The Dallas Cowboys offseason is still in a stage of infancy and with the coaching carousel expected to hit its conclusion in the coming week, there is no better time to explore the questions that many fans ask, but few know the answer to?
The Cowboys’ offense was red hot to start the season, rushing with elite efficiency while pushing the ball downfield as easily as a professional bowler scoring 200 in ten frames. The offense looked easy, and based on some of the quotes OC Kellen Moore and QB Dak Prescott gave, it seems they wanted to find the simplest way to generate yards and score touchdowns.
But for whatever reason, the offense looked out of sync once the season reached its halfway mark. The rushing attack wasn’t as effective, Prescott looked timid trying to push the ball down the field, and drops were becoming a growing problem.
As we later learned, starting running back Ezekiel Elliott tore his PCL roughly around week five which unsurprisingly affected his performance down the stretch. Tony Pollard had torn his plantar fascia and had sat out weeks to rehabilitate his injury. Michael Gallup, unfortunately, had a double whammy of injuries this season with a strained calf injury to start the season and a torn ACL to end the season.
Amari Cooper had COVID, which he recovered from fairly quickly, and CeeDee Lamb had a concussion, which he also recovered from in two weeks’ time. This doesn’t even mention the injuries Blake Jarwin and Sean McKeon had at various points in the season.
The Cowboys’ offense was firing on all cylinders, yet as the cylinders started to wear and tear the team was never able to generate the same production down the stretch, and it ultimately cost them any chance at a playoff run.
However, injuries aside there are some things the offense did that could be better moving forward.
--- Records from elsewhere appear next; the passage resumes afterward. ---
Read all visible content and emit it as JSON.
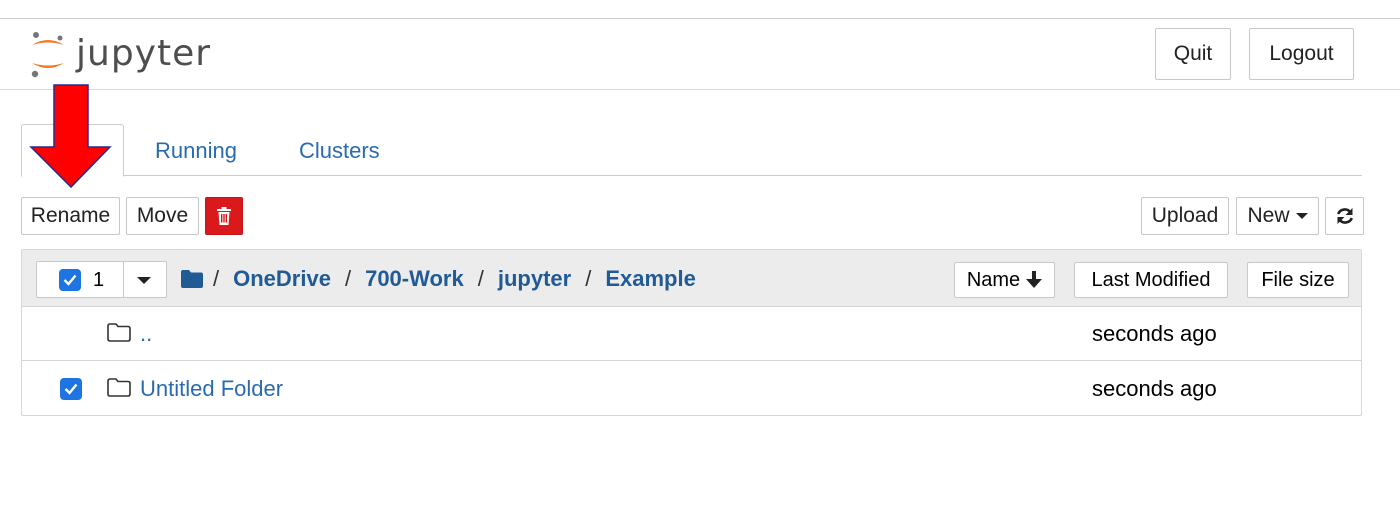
{
  "header": {
    "logo_text": "jupyter",
    "quit_label": "Quit",
    "logout_label": "Logout"
  },
  "tabs": [
    {
      "label": "",
      "active": true
    },
    {
      "label": "Running",
      "active": false
    },
    {
      "label": "Clusters",
      "active": false
    }
  ],
  "toolbar": {
    "rename_label": "Rename",
    "move_label": "Move",
    "delete_icon": "trash-icon",
    "upload_label": "Upload",
    "new_label": "New",
    "refresh_icon": "refresh-icon"
  },
  "list_header": {
    "selected_count": "1",
    "breadcrumb": [
      "OneDrive",
      "700-Work",
      "jupyter",
      "Example"
    ],
    "separator": "/",
    "sort_name_label": "Name",
    "sort_modified_label": "Last Modified",
    "sort_size_label": "File size"
  },
  "rows": [
    {
      "name": "..",
      "modified": "seconds ago",
      "checked": false
    },
    {
      "name": "Untitled Folder",
      "modified": "seconds ago",
      "checked": true
    }
  ],
  "colors": {
    "link": "#2a6bb0",
    "breadcrumb": "#215b96",
    "checkbox": "#1e74e0",
    "delete": "#d9191b",
    "annotation_arrow": "#ff0000",
    "logo_orange": "#f37726"
  }
}
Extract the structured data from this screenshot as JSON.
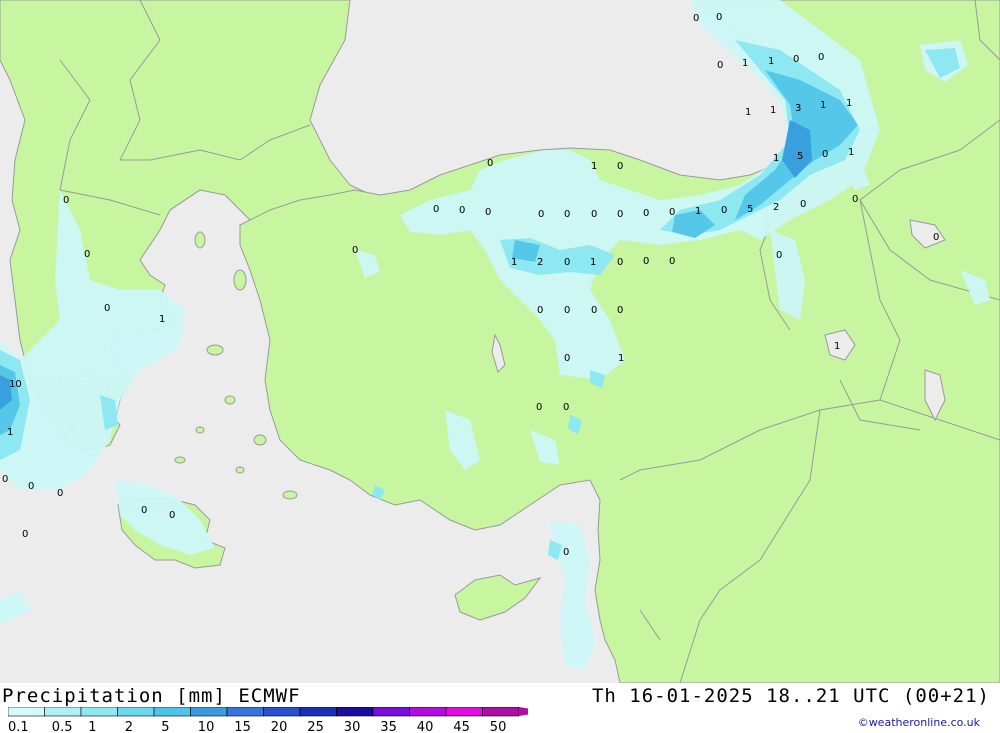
{
  "header": {
    "title": "Precipitation [mm] ECMWF",
    "datetime": "Th 16-01-2025 18..21 UTC (00+21)",
    "credit": "©weatheronline.co.uk"
  },
  "colors": {
    "land": "#c8f5a0",
    "sea": "#ececec",
    "border": "#9a9a9a",
    "precip_light": "#ccf7f7",
    "precip_mid": "#8ee8f2",
    "precip_heavy": "#55c8ea",
    "precip_core": "#3aa0dd"
  },
  "legend": {
    "levels": [
      "0.1",
      "0.5",
      "1",
      "2",
      "5",
      "10",
      "15",
      "20",
      "25",
      "30",
      "35",
      "40",
      "45",
      "50"
    ],
    "colors": [
      "#d6f9fb",
      "#aef0f7",
      "#8ee8f2",
      "#6cd8ee",
      "#4cc3ea",
      "#3a9be0",
      "#3575dc",
      "#2a4fcf",
      "#1a2eb8",
      "#1a0ca0",
      "#7a0cdc",
      "#b20ce0",
      "#e00ce0",
      "#b00ca8"
    ]
  },
  "values": [
    {
      "t": "0"
    },
    {
      "t": "0"
    },
    {
      "t": "0"
    },
    {
      "t": "1"
    },
    {
      "t": "1"
    },
    {
      "t": "0"
    },
    {
      "t": "0"
    },
    {
      "t": "1"
    },
    {
      "t": "1"
    },
    {
      "t": "3"
    },
    {
      "t": "1"
    },
    {
      "t": "1"
    },
    {
      "t": "0"
    },
    {
      "t": "1"
    },
    {
      "t": "0"
    },
    {
      "t": "1"
    },
    {
      "t": "5"
    },
    {
      "t": "0"
    },
    {
      "t": "1"
    },
    {
      "t": "0"
    },
    {
      "t": "0"
    },
    {
      "t": "0"
    },
    {
      "t": "0"
    },
    {
      "t": "0"
    },
    {
      "t": "0"
    },
    {
      "t": "0"
    },
    {
      "t": "0"
    },
    {
      "t": "0"
    },
    {
      "t": "1"
    },
    {
      "t": "0"
    },
    {
      "t": "5"
    },
    {
      "t": "2"
    },
    {
      "t": "0"
    },
    {
      "t": "0"
    },
    {
      "t": "0"
    },
    {
      "t": "1"
    },
    {
      "t": "2"
    },
    {
      "t": "0"
    },
    {
      "t": "1"
    },
    {
      "t": "0"
    },
    {
      "t": "0"
    },
    {
      "t": "0"
    },
    {
      "t": "0"
    },
    {
      "t": "0"
    },
    {
      "t": "0"
    },
    {
      "t": "0"
    },
    {
      "t": "0"
    },
    {
      "t": "0"
    },
    {
      "t": "0"
    },
    {
      "t": "1"
    },
    {
      "t": "1"
    },
    {
      "t": "0"
    },
    {
      "t": "1"
    },
    {
      "t": "0"
    },
    {
      "t": "0"
    },
    {
      "t": "10"
    },
    {
      "t": "1"
    },
    {
      "t": "0"
    },
    {
      "t": "0"
    },
    {
      "t": "0"
    },
    {
      "t": "0"
    },
    {
      "t": "0"
    },
    {
      "t": "0"
    },
    {
      "t": "0"
    },
    {
      "t": "0"
    },
    {
      "t": "0"
    }
  ]
}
Kellen Moore’s offense, at its essence, is about throwing a curveball at the defense and seeing how they react to it. When he wants to attack from spread formations, he wants to see how the defense stacks the box to potentially run the ball into a favorable count. When he condenses the players into stacked and bunched sets, he wants to test if the defense will play disciplined towards the boundaries allowing for crossing routes to get separation.
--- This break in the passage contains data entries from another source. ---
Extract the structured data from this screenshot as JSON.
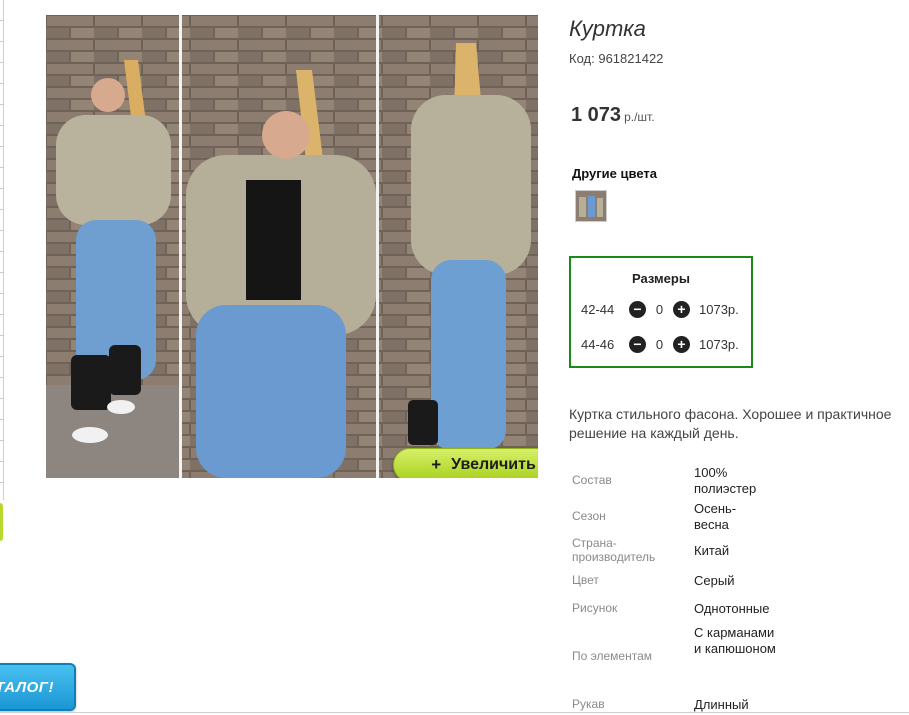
{
  "product": {
    "title": "Куртка",
    "code_label": "Код:",
    "code": "961821422",
    "price": "1 073",
    "price_unit": "р./шт."
  },
  "zoom_button": {
    "plus": "+",
    "label": "Увеличить"
  },
  "other_colors": {
    "label": "Другие цвета"
  },
  "sizes": {
    "title": "Размеры",
    "rows": [
      {
        "size": "42-44",
        "qty": "0",
        "price": "1073р."
      },
      {
        "size": "44-46",
        "qty": "0",
        "price": "1073р."
      }
    ],
    "minus_symbol": "−",
    "plus_symbol": "+"
  },
  "description": "Куртка стильного фасона. Хорошее и практичное решение на каждый день.",
  "specs": [
    {
      "label": "Состав",
      "value": "100% полиэстер"
    },
    {
      "label": "Сезон",
      "value": "Осень-весна"
    },
    {
      "label": "Страна-производитель",
      "value": "Китай"
    },
    {
      "label": "Цвет",
      "value": "Серый"
    },
    {
      "label": "Рисунок",
      "value": "Однотонные"
    },
    {
      "label": "По элементам",
      "value": "С карманами и капюшоном"
    },
    {
      "label": "Рукав",
      "value": "Длинный"
    }
  ],
  "catalog_button": {
    "label": "ТАЛОГ!"
  },
  "colors": {
    "accent_green": "#1a8a1a",
    "button_green": "#a7d11d",
    "catalog_blue": "#1b97d6"
  }
}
There are many questions we can ask, but the one I want to ask today is about the team’s use of pre-snap motion. When the offense was humming, the offense used bottom-half of the league rate in motion. When the offense wasn’t humming, the motion percentage unsurprisingly got worse.
As you’ll see in the top half of the graphic, teams like the Baltimore Ravens, Green Bay Packers, San Francisco 49ers, and Buffalo Bills use motion anywhere from three to five times the rate of Dallas. For an offense with a creative mind as Kellen Moore, how did they get paired with Byron Leftwich instead of Kyle Shanahan, Matt LaFleur, or Sean McVay?
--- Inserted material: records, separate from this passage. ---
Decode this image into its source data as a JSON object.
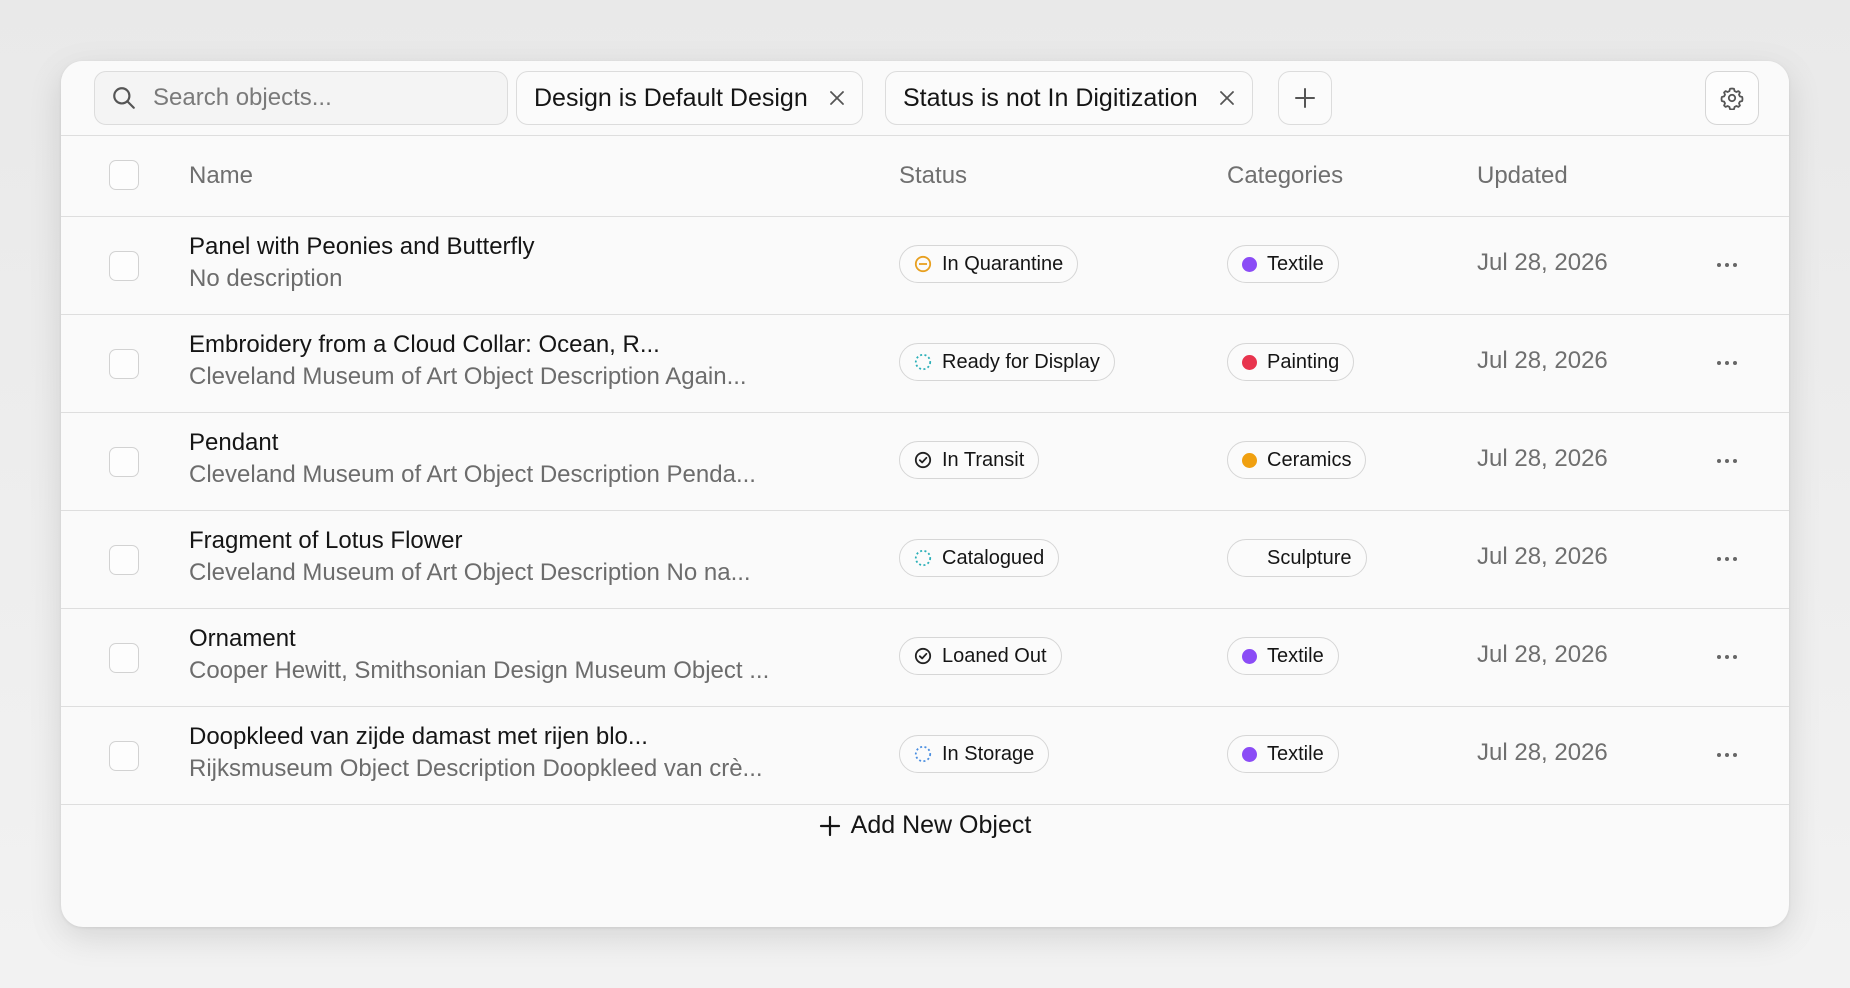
{
  "toolbar": {
    "search_placeholder": "Search objects...",
    "filters": [
      {
        "label": "Design is Default Design"
      },
      {
        "label": "Status is not In Digitization"
      }
    ]
  },
  "table": {
    "columns": {
      "name": "Name",
      "status": "Status",
      "categories": "Categories",
      "updated": "Updated"
    },
    "rows": [
      {
        "title": "Panel with Peonies and Butterfly",
        "description": "No description",
        "status": "In Quarantine",
        "status_icon": "quarantine-icon",
        "category": "Textile",
        "category_color": "#8b4cf6",
        "updated": "Jul 28, 2026"
      },
      {
        "title": "Embroidery from a Cloud Collar: Ocean, R...",
        "description": "Cleveland Museum of Art Object Description Again...",
        "status": "Ready for Display",
        "status_icon": "dotted-circle-icon",
        "category": "Painting",
        "category_color": "#e8344e",
        "updated": "Jul 28, 2026"
      },
      {
        "title": "Pendant",
        "description": "Cleveland Museum of Art Object Description Penda...",
        "status": "In Transit",
        "status_icon": "check-circle-icon",
        "category": "Ceramics",
        "category_color": "#f0a010",
        "updated": "Jul 28, 2026"
      },
      {
        "title": "Fragment of Lotus Flower",
        "description": "Cleveland Museum of Art Object Description No na...",
        "status": "Catalogued",
        "status_icon": "dotted-circle-icon",
        "category": "Sculpture",
        "category_color": "",
        "updated": "Jul 28, 2026"
      },
      {
        "title": "Ornament",
        "description": "Cooper Hewitt, Smithsonian Design Museum Object ...",
        "status": "Loaned Out",
        "status_icon": "check-circle-icon",
        "category": "Textile",
        "category_color": "#8b4cf6",
        "updated": "Jul 28, 2026"
      },
      {
        "title": "Doopkleed van zijde damast met rijen blo...",
        "description": "Rijksmuseum Object Description Doopkleed van crè...",
        "status": "In Storage",
        "status_icon": "dotted-circle-icon",
        "category": "Textile",
        "category_color": "#8b4cf6",
        "updated": "Jul 28, 2026"
      }
    ]
  },
  "footer": {
    "add_label": "Add New Object"
  },
  "colors": {
    "quarantine": "#e8a020",
    "dotted_teal": "#2bb0b8",
    "dotted_blue": "#4a8ee0"
  }
}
We will try to answer that question in addition to why teams use motion, when it works, and when it doesn’t work?
Consider this the first part of an offseason series figuring out the tendencies of the Dallas Cowboys offense.